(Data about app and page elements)
+++

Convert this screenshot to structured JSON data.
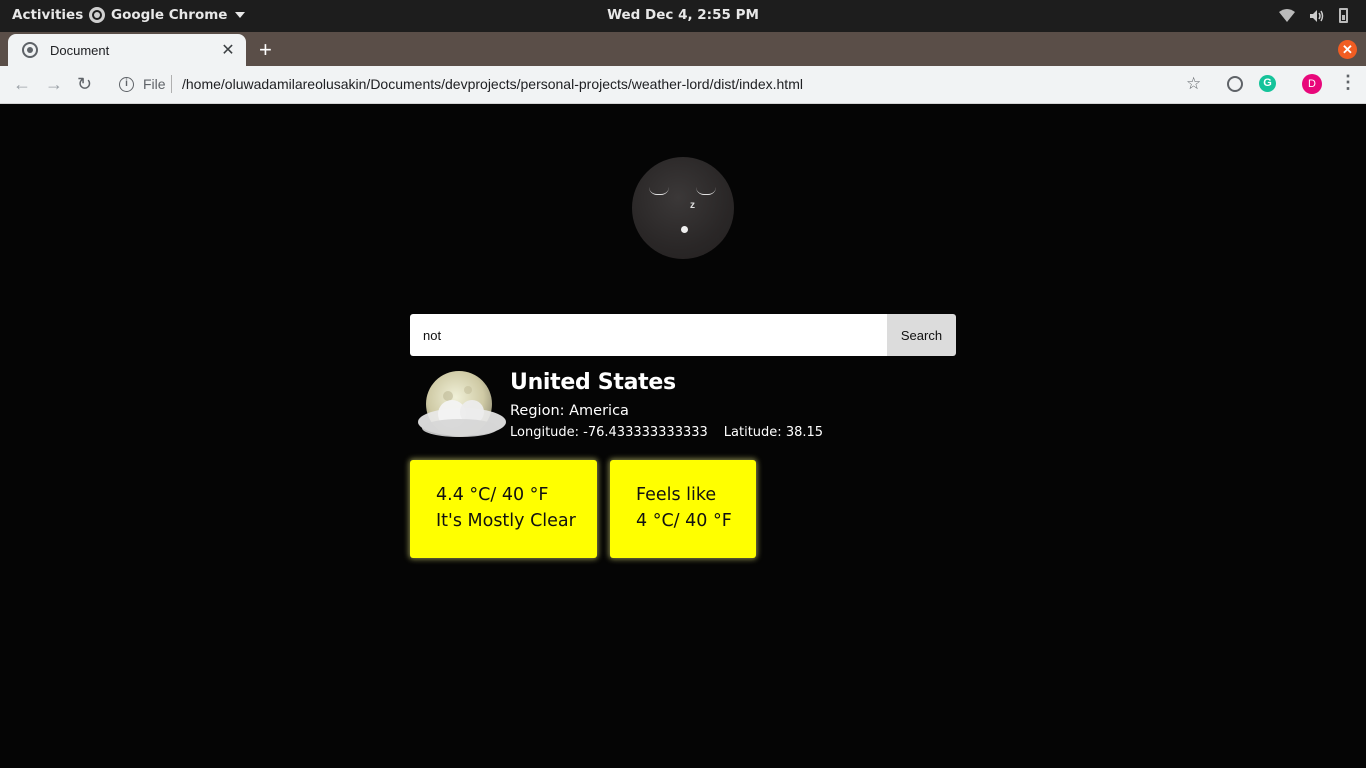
{
  "system_bar": {
    "activities": "Activities",
    "app_name": "Google Chrome",
    "clock": "Wed Dec  4,  2:55 PM"
  },
  "browser": {
    "tab_title": "Document",
    "tab_close": "✕",
    "new_tab": "+",
    "window_close": "✕",
    "back": "←",
    "forward": "→",
    "reload": "↻",
    "info": "i",
    "file_label": "File",
    "url": "/home/oluwadamilareolusakin/Documents/devprojects/personal-projects/weather-lord/dist/index.html",
    "star": "☆",
    "ext_grammarly": "G",
    "avatar_letter": "D",
    "menu": "⋮"
  },
  "moon": {
    "zzz": "z"
  },
  "search": {
    "value": "not",
    "button_label": "Search"
  },
  "location": {
    "country": "United States",
    "region": "Region: America",
    "longitude": "Longitude: -76.433333333333",
    "latitude": "Latitude: 38.15"
  },
  "cards": {
    "temperature": "4.4 °C/ 40 °F",
    "condition": "It's Mostly Clear",
    "feels_label": "Feels like",
    "feels_value": "4 °C/ 40 °F"
  },
  "colors": {
    "card": "#ffff00",
    "page_background": "#050505",
    "tab_strip": "#5a4e48"
  }
}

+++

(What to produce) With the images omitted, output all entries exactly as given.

(Answer section)
Convert this screenshot to structured JSON data.
{
  "system_bar": {
    "activities": "Activities",
    "app_name": "Google Chrome",
    "clock": "Wed Dec  4,  2:55 PM"
  },
  "browser": {
    "tab_title": "Document",
    "tab_close": "✕",
    "new_tab": "+",
    "window_close": "✕",
    "back": "←",
    "forward": "→",
    "reload": "↻",
    "info": "i",
    "file_label": "File",
    "url": "/home/oluwadamilareolusakin/Documents/devprojects/personal-projects/weather-lord/dist/index.html",
    "star": "☆",
    "ext_grammarly": "G",
    "avatar_letter": "D",
    "menu": "⋮"
  },
  "moon": {
    "zzz": "z"
  },
  "search": {
    "value": "not",
    "button_label": "Search"
  },
  "location": {
    "country": "United States",
    "region": "Region: America",
    "longitude": "Longitude: -76.433333333333",
    "latitude": "Latitude: 38.15"
  },
  "cards": {
    "temperature": "4.4 °C/ 40 °F",
    "condition": "It's Mostly Clear",
    "feels_label": "Feels like",
    "feels_value": "4 °C/ 40 °F"
  },
  "colors": {
    "card": "#ffff00",
    "page_background": "#050505",
    "tab_strip": "#5a4e48"
  }
}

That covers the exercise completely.